Before Commencing Adjudication
Before referring a payment dispute to adjudication, there are a number of questions always to ask:
- Is the dispute a “payment dispute”? The only dispute that is permitted to be referred to adjudication under the Act is a “payment dispute”. Consequently, a claim for an extension of time only for example, may not constitute a dispute that is capable of being referred to adjudication. In practicality, most disputes will qualify as payment disputes but this needs to be considered at the outset.
- Do I have an entitlement? A robust and realistic assessment of your entitlement to claim under the strict terms of the contract should be made before referring a dispute to adjudication.
- What is the condition of my supporting documents? The existence of and properly organised supporting documentation is critical. Ultimately, you need to prove your claim and the best manner in which to do this is through contemporaneous documentation. Ensuring that your documentation is organised and well prepared before referring a dispute to adjudication will make it far more likely that you will be successful in the adjudication.
- How are my resources? Again, to give yourself the best chances of success, adequate resources need to be applied to the process, both personnel and financial. adjudication is an engaged process over a relatively short period which means that it demands resources to be applied to it. If you are involved in other projects or matters that mean resources won’t be available, then you should consider whether a referral to adjudication should be delayed.
- Do I need specialist advice? It is always best to obtain specialist advice early, particularly in relation to adequately assessing your entitlement and preparing your claim, but even more so if you have received a Notice of intention to Refer and need to prepare for defending claims made in adjudication at short notice. Obtaining specialist advice early will assist in developing the right strategic approach to the adjudication and avoid wasted costs in the short and long term.

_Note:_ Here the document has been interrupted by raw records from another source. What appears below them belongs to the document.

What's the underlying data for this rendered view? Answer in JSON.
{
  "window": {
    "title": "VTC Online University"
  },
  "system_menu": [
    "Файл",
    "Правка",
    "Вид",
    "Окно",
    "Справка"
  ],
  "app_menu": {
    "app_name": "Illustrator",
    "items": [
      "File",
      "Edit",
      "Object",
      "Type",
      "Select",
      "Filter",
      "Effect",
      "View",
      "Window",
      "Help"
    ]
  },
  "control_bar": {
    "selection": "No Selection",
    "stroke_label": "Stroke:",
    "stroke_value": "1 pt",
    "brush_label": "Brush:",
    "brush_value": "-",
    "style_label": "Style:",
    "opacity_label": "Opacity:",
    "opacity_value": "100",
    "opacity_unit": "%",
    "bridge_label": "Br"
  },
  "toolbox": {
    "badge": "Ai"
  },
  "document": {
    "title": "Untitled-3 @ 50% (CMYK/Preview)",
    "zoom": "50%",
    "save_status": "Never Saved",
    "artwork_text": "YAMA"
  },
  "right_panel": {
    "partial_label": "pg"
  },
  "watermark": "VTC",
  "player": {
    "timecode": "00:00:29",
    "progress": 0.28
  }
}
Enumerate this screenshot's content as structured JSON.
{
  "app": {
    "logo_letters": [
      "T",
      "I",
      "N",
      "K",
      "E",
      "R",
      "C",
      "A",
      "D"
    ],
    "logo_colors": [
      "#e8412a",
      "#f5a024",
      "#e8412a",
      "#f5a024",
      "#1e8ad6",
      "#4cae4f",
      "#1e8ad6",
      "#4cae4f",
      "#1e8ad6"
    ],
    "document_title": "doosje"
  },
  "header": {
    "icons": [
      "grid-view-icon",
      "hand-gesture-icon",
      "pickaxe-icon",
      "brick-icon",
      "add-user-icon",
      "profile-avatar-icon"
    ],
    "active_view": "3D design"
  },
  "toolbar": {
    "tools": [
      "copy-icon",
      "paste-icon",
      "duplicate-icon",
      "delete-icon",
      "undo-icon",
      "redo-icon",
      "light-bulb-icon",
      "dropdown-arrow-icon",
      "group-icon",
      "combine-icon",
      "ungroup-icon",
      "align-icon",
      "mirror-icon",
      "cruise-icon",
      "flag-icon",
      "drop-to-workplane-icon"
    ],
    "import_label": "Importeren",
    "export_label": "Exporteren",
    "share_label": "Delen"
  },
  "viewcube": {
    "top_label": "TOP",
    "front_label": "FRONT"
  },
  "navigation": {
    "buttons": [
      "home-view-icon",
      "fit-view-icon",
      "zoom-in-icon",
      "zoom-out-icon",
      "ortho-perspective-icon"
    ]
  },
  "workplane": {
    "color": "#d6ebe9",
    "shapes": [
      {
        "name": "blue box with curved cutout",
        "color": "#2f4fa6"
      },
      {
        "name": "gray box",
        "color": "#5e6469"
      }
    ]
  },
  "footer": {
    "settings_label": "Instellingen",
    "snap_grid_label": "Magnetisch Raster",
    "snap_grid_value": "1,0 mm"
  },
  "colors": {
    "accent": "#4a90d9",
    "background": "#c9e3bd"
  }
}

If you would like to discuss any aspect of this article in further detail please contact our adjudication specialists Killian Dorney or Cian O’Gorman.Download PDF